June 20, 2016

How do you write a woke kid’s book?


Painting-for-peace-book_zpssyhkdr2d (1)It’s deceptively difficult to write a good children’s book. For every jamoke who thinks that the smaller the page count, the less talent is required, there’s an uninspired and boring book that your kid will see through in no time.

And it’s particularly difficult to write a children’s book that touches on dark, troubling, or complex themes, otherwise known as “grown-up stuff.” Walking the line between explaining and condescending is hard enough when you’re talking to just one kid — let alone a potentially massive readership.

Kids form their conceptions of the world through the things they see and the culture they take in, so it’s vital for authors to thread that tonal needle and create books that, for instance, talk about how gay people exist and are okay, how trans people exist and are okay, and how gender roles are kinda arbitrary. And it’s equally important to either refuse to give your kid (or at least present in the proper context) books that traffic in… less savory themes—say, how slaves were happy, vaccines are a lie, guns are super helpful, or Robbie Robertson is unequivocally awesome.

(And yes, parents, you decide what books your kid reads — at first. I personally think that the ideal approach is as a sort of literary deist; instill in your kid a healthy love of reading, then point them at the library and walk away, while encouraging them to talk to you about anything strange or disturbing they encounter. Otherwise, you may risk micromanaging your tyke into being a bibliographically dysfunctional ideologue. Just saying.)

All of this is to say that crafting a sensitive and nuanced kid’s book about what happened in Ferguson, Missouri in the summer of 2014 is a nearly insurmountable task. Patrick Hogan wrote for Fusion this week about just such a book, Painting For Peace In Ferguson, and how easily intent and execution diverge.

In the small town of Ferguson
in 2014
some people did things that
Were meaner than mean

Some people were mad
some people were sad
But everyone, everywhere
felt pretty bad 🙁

That’s the first page of the children’s book Painting for Peace in Ferguson by Carol Swartout Klein and John Hendrix. After a short introduction, the book presents more than 100 paintings and murals from around Ferguson made by people in the town.

According to a review of the book by The St. Louis Post-Dispatch, the authors were seeking to spread a message of “hope, healing and unity” through art created in the aftermath of the Ferguson protests. The Post-Dispatch also says that most of the proceeds for the book will go to art programs and businesses in the Ferguson area. Those are laudable goals, but clearly, something went very wrong in the book’s introduction.
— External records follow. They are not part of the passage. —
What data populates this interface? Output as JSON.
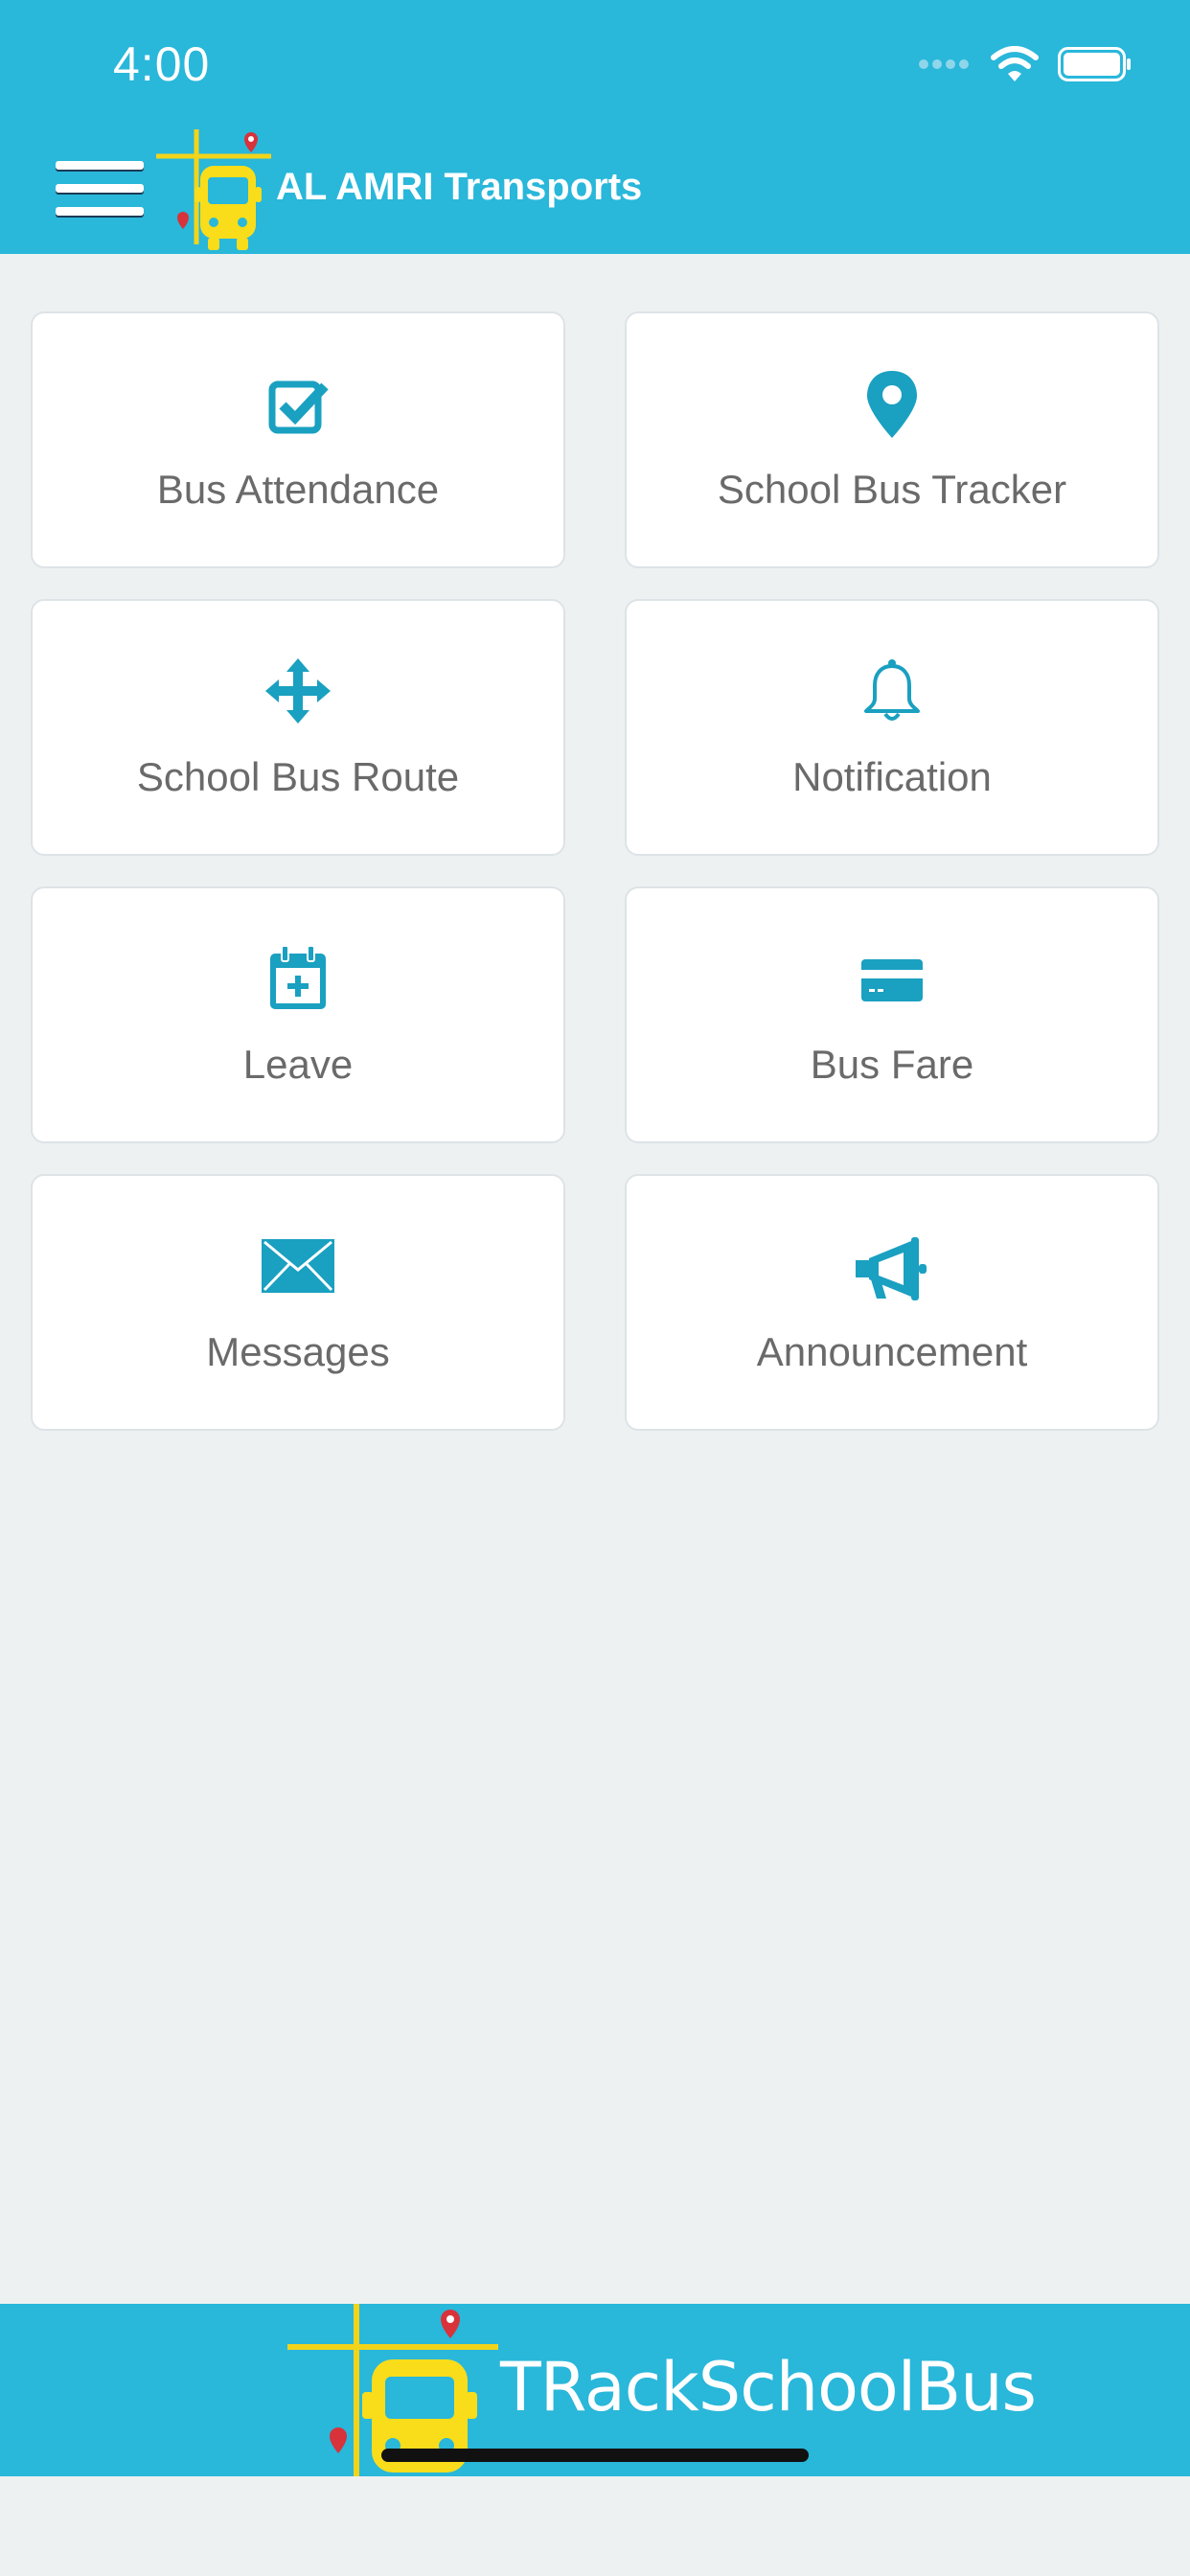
{
  "status_bar": {
    "time": "4:00"
  },
  "app_bar": {
    "title": "AL AMRI Transports"
  },
  "menu": [
    {
      "label": "Bus Attendance",
      "icon": "checkbox-icon"
    },
    {
      "label": "School Bus Tracker",
      "icon": "map-pin-icon"
    },
    {
      "label": "School Bus Route",
      "icon": "move-arrows-icon"
    },
    {
      "label": "Notification",
      "icon": "bell-icon"
    },
    {
      "label": "Leave",
      "icon": "calendar-plus-icon"
    },
    {
      "label": "Bus Fare",
      "icon": "credit-card-icon"
    },
    {
      "label": "Messages",
      "icon": "envelope-icon"
    },
    {
      "label": "Announcement",
      "icon": "megaphone-icon"
    }
  ],
  "footer": {
    "brand": "TRackSchoolBus"
  },
  "colors": {
    "header": "#29b7da",
    "icon": "#1aa0c0",
    "label": "#6a6a6a",
    "background": "#eef1f2",
    "bus": "#f9dd1a"
  }
}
The review points out that, though details about the art and artists are absent from the book, they can be found on the book’s website, alongside resources for how to talk to kids about the events the book glosses over. Plus, most of the proceeds from the book’s sale will go to “youth and art programs in the North County area and to small businesses affected by damage.”

This is admirable. But representing the killing of Michael Brown and the subsequent clashes between protestors and law enforcement nebulously as “some things that were meaner than mean” and then rendering them as the grim prelude to an uplifting tale of community rebuilding doesn’t appear to have sat well with all parents. One local writer quoted in the Fusion piece took to Twitter to voice her displeasure with the book:

Today, mass integrated media elevates national tragedies into a greater spectator (and commentator) occasion than ever before, providing ever-fewer opportunities for parents to shield their kids from the horrors of the world being played out across readily accessible digital display screens. Parenting has on some level always been an exercise in how many lies it’s ethical to tell your children, but reducing racial strife to a nursery rhyme is no more effective in teaching critical thinking than tossing your toddler a copy of The Ferguson Report and hoping for the best.

So how can kids’ books explain the inherently scary aspects of life (mortality, human greed, structurally-endorsed mass harm) in ways that will edify, rather than overwhelm? That’s impossible to say, because books only perform part of what might be called “the ongoing calibration of your child’s bullshit meter.”

Parents have a moral obligation to tell the truth as well. Within whatever limits they or their culture set, parents duplicate their own beliefs and suspicions within their children. And while Klein’s book is a handy scapegoat for the failures of mass media and privileged white communities to acknowledge and address the true depths of racist power operating in Ferguson (and, to a greater extent, the county at large), the responsibility to explain structural inequality to children falls on everybody. It requires introducing children to necessary discomfort and cognitive dissonance, and that’s hard work. In our culture of conflict avoidance, most parents’ protective instinct to shield their child from conflict is strong; all the woke kids’ books in the world won’t change that.

But you can’t teach kids to be critical of culture and media without giving them something to criticize, and bland children’s books are perfect object lessons. Imparting the importance of sustained, rigorous, critical engagement with innocuous messages like Klein’s builds a foundation for a child to resist easy avoidance of conflict, and to not be cowed by louder and scarier ideas and not stagnate in a childlike moral universe inhabited by only Good and Bad people as they grow older.

As The Onion, which usually says it best, once said: it’s a start.



Liam O’Brien is the Senior Sales & Marketing Manager at Melville House, and a former bookseller.